DevHub specializes in building front-end websites that power the entire franchisor-to-franchisee-to-consumer experience. Their technology has more than 75 integrations with other commonly used platforms, and he often speaks about the power of human relationships in solving problems and generating revenue.

In fact, we met at a Street Fight event and reconnected through the MULO (multi-location) marketing panels at Place 2023. We asked him about the current state and future of franchised MULO brands.

What do you see as some of the biggest challenges facing franchises today?

As we know, these brands are currently scaling up and scaling down. They may be closing locations and opening new ones. That’s even more reason for their sites to be 100% accurate and current. Even though consumers may perform “near me” searches, they still go to franchise brand websites for information.

And rules and tools are changing rapidly. 

Regulations like the Americans with Disabilities Act (ADA) require websites to be compliant. The ability to pivot quickly is critical. Non-compliance can result in fines. 

What the consumer sees must be accurate AND information must be easily accessible to everyone.

What should corporate’s role be versus the location’s role regarding local search?

A small percentage of employees are knowledgeable and worried about their digital footprints. Corporations should still control marketing at the highest level, but leaders should listen to the perspectives of their franchisees.

The human experience is still the purview of the location, and if bad reviews come up. DevHub has structured its business to help both locations and corporate maintain the best possible reputation.

How will AI impact local search?

Technology doesn’t break down…people break down. In the years ahead, data gathering, information updates, and customer service will all be “AI-powered” but the responsibility to ensure information is accurate and that someone can still get an answer to a complicated problem is the responsibility of people.

What are some of the biggest challenges and changes you’ve seen over the years?

What we do today is the result of speaking to franchisors and franchisees and knowing what the industry really needs in terms of websites.

Tech is invented for the physical world; if customers can’t find what they’re looking for, the whole experience breaks down.

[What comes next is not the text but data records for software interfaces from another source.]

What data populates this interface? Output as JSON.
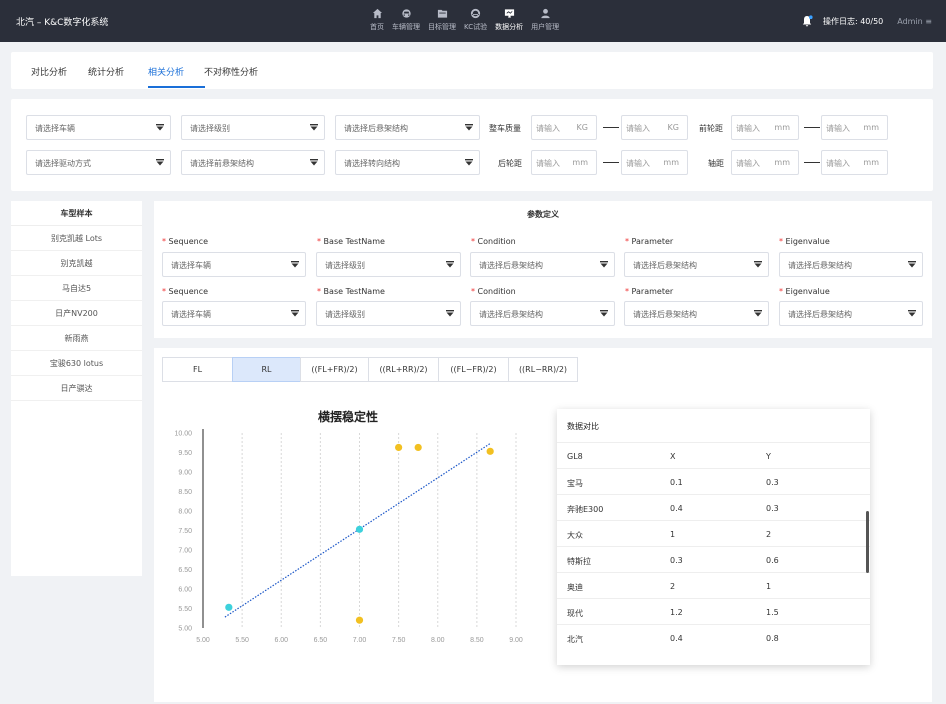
{
  "app": {
    "title": "北汽 – K&C数字化系统"
  },
  "nav": [
    {
      "label": "首页",
      "icon": "home-icon"
    },
    {
      "label": "车辆管理",
      "icon": "car-icon"
    },
    {
      "label": "目标管理",
      "icon": "folder-icon"
    },
    {
      "label": "KC试验",
      "icon": "wheel-icon"
    },
    {
      "label": "数据分析",
      "icon": "monitor-icon",
      "active": true
    },
    {
      "label": "用户管理",
      "icon": "user-icon"
    }
  ],
  "topright": {
    "log": "操作日志: 40/50",
    "user": "Admin ≡"
  },
  "tabs": [
    {
      "label": "对比分析"
    },
    {
      "label": "统计分析"
    },
    {
      "label": "相关分析",
      "active": true
    },
    {
      "label": "不对称性分析"
    }
  ],
  "filters": {
    "vehicle": "请选择车辆",
    "level": "请选择级别",
    "rear_susp": "请选择后悬架结构",
    "drive": "请选择驱动方式",
    "front_susp": "请选择前悬架结构",
    "steering": "请选择转向结构",
    "mass_label": "整车质量",
    "front_track_label": "前轮距",
    "rear_track_label": "后轮距",
    "wheelbase_label": "轴距",
    "input_placeholder": "请输入",
    "unit_kg": "KG",
    "unit_mm": "mm"
  },
  "samples": {
    "header": "车型样本",
    "items": [
      "别克凯越 Lots",
      "别克凯越",
      "马自达5",
      "日产NV200",
      "新雨燕",
      "宝骏630 lotus",
      "日产骐达"
    ]
  },
  "params": {
    "title": "参数定义",
    "labels": [
      "Sequence",
      "Base TestName",
      "Condition",
      "Parameter",
      "Eigenvalue"
    ],
    "req": "*",
    "row_values": [
      "请选择车辆",
      "请选择级别",
      "请选择后悬架结构",
      "请选择后悬架结构",
      "请选择后悬架结构"
    ]
  },
  "segments": [
    {
      "label": "FL"
    },
    {
      "label": "RL",
      "active": true
    },
    {
      "label": "((FL+FR)/2)"
    },
    {
      "label": "((RL+RR)/2)"
    },
    {
      "label": "((FL−FR)/2)"
    },
    {
      "label": "((RL−RR)/2)"
    }
  ],
  "chart_data": {
    "type": "scatter",
    "title": "横摆稳定性",
    "xlim": [
      5.0,
      9.0
    ],
    "ylim": [
      5.0,
      10.0
    ],
    "x_ticks": [
      "5.00",
      "5.50",
      "6.00",
      "6.50",
      "7.00",
      "7.50",
      "8.00",
      "8.50",
      "9.00"
    ],
    "y_ticks": [
      "5.00",
      "5.50",
      "6.00",
      "6.50",
      "7.00",
      "7.50",
      "8.00",
      "8.50",
      "9.00",
      "9.50",
      "10.00"
    ],
    "grid": "vertical dashed",
    "series": [
      {
        "color": "#3dd1dc",
        "points": [
          [
            5.33,
            5.53
          ],
          [
            7.0,
            7.53
          ]
        ]
      },
      {
        "color": "#f2c021",
        "points": [
          [
            7.5,
            9.63
          ],
          [
            7.75,
            9.63
          ],
          [
            8.67,
            9.53
          ],
          [
            7.0,
            5.2
          ]
        ]
      }
    ],
    "trendline": {
      "color": "#1a56c8",
      "from": [
        5.28,
        5.28
      ],
      "to": [
        8.67,
        9.73
      ]
    }
  },
  "data_compare": {
    "title": "数据对比",
    "header": [
      "GL8",
      "X",
      "Y"
    ],
    "rows": [
      [
        "宝马",
        "0.1",
        "0.3"
      ],
      [
        "奔驰E300",
        "0.4",
        "0.3"
      ],
      [
        "大众",
        "1",
        "2"
      ],
      [
        "特斯拉",
        "0.3",
        "0.6"
      ],
      [
        "奥迪",
        "2",
        "1"
      ],
      [
        "现代",
        "1.2",
        "1.5"
      ],
      [
        "北汽",
        "0.4",
        "0.8"
      ]
    ]
  }
}
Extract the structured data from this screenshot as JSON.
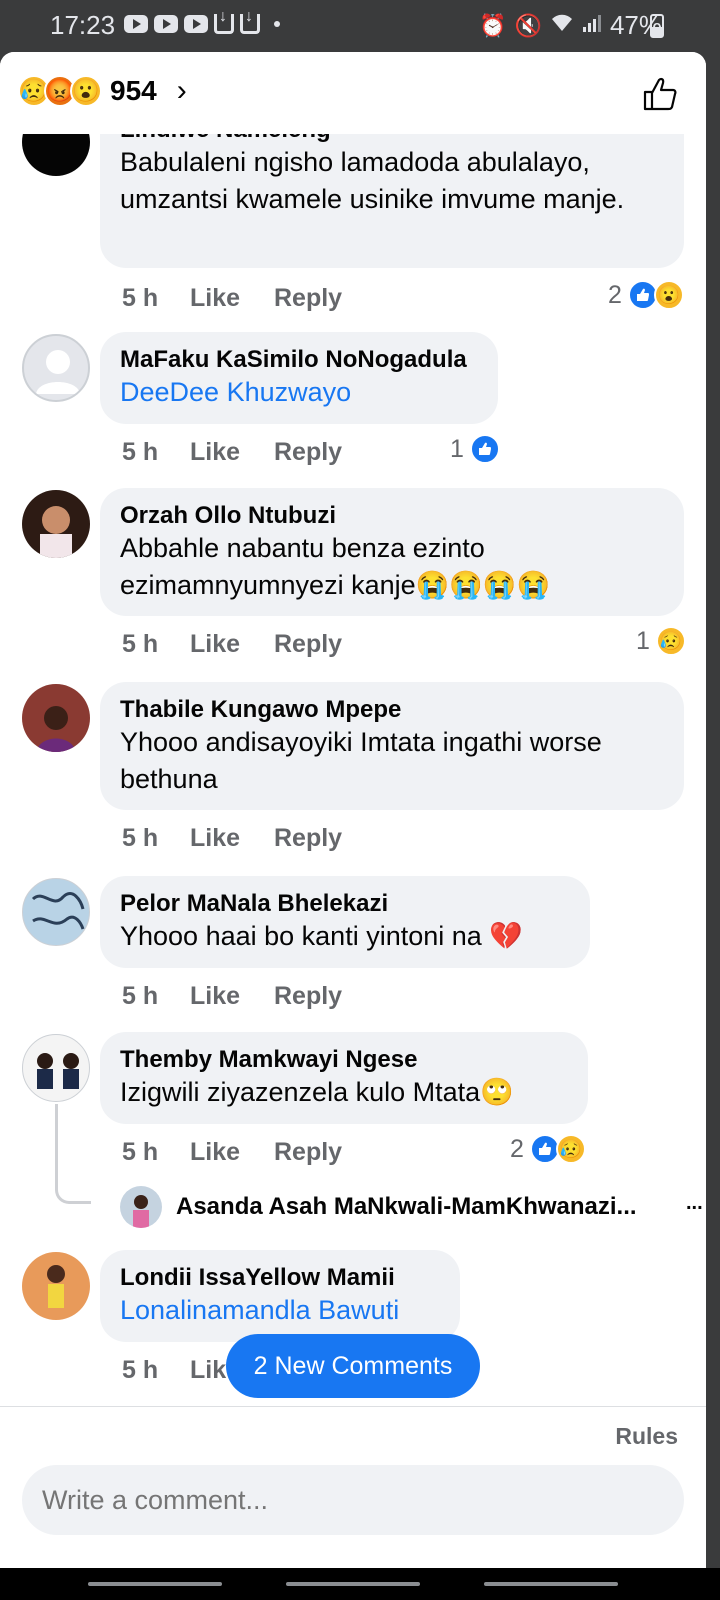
{
  "status_bar": {
    "time": "17:23",
    "battery": "47%",
    "battery_level": 0.47
  },
  "header": {
    "reaction_count": "954",
    "reaction_icons": [
      "sad-face-icon",
      "angry-face-icon",
      "wow-face-icon"
    ]
  },
  "comments": [
    {
      "author": "Lindiwe Nameleng",
      "text": "Babulaleni ngisho lamadoda abulalayo, umzantsi kwamele usinike imvume manje.",
      "time": "5 h",
      "reaction_count": "2",
      "reactions": [
        "like-icon",
        "wow-icon"
      ]
    },
    {
      "author": "MaFaku KaSimilo NoNogadula",
      "link": "DeeDee Khuzwayo",
      "time": "5 h",
      "reaction_count": "1",
      "reactions": [
        "like-icon"
      ]
    },
    {
      "author": "Orzah Ollo Ntubuzi",
      "text": "Abbahle nabantu benza ezinto ezimamnyumnyezi kanje😭😭😭😭",
      "time": "5 h",
      "reaction_count": "1",
      "reactions": [
        "sad-icon"
      ]
    },
    {
      "author": "Thabile Kungawo Mpepe",
      "text": "Yhooo andisayoyiki Imtata ingathi worse bethuna",
      "time": "5 h"
    },
    {
      "author": "Pelor MaNala Bhelekazi",
      "text": "Yhooo haai bo kanti yintoni na 💔",
      "time": "5 h"
    },
    {
      "author": "Themby Mamkwayi Ngese",
      "text": "Izigwili ziyazenzela kulo Mtata🙄",
      "time": "5 h",
      "reaction_count": "2",
      "reactions": [
        "like-icon",
        "sad-icon"
      ],
      "reply_preview": "Asanda Asah MaNkwali-MamKhwanazi...",
      "reply_more": "..."
    },
    {
      "author": "Londii IssaYellow Mamii",
      "link": "Lonalinamandla Bawuti",
      "time": "5 h"
    }
  ],
  "actions": {
    "like": "Like",
    "reply": "Reply",
    "like_truncated": "Lik"
  },
  "new_comments_button": "2 New Comments",
  "footer": {
    "rules": "Rules",
    "input_placeholder": "Write a comment..."
  },
  "colors": {
    "accent": "#1877f2",
    "bubble": "#f0f2f5",
    "secondary_text": "#65676b"
  }
}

Since 2021, we have been behind the scenes with 200+ brands. We focused on building websites for multi-location franchise brands and work in partnership with other companies that specialize in search technologies. Everyone has their specialty. That’s why partnerships are so critical. 

Other than location itself, what are consumers looking for today when they do local searches?

They put a lot of trust in reviews. It also depends on the category they’re looking for. If they are hungry, they may just be looking for a fast way to order. Their toilet is leaking. They need a nearby plumber who can come fast.

If, on the other hand, they just moved to a new city and are looking for a dentist or doctor, they’ll pay close attention to what they find and compare providers to each other, balancing out many factors. The size and importance of the decision override convenience alone.

How do you deal with franchise owners who don’t understand or fear technology?

We love working with companies that are open to learning about the potential expansion of their brand or business. Some people buy through emotion, and others make decisions through ROI. Frustration with traditional agencies is a common pain point. An agency may excel at creative and digital advertising but have limited knowledge of franchise website functionality and local search.

You can’t fake chemistry. Salespeople must be well-trained to deal with prospects on a human level. And although AI can help with onboarding, the human element is still key.

Nancy A Shenker, senior editor with Street Fight, is a former big brand (Citibank, Mastercard, Reed Exhibitions) marketing strategist and leader. She has been featured in, the New York Times and Forbes.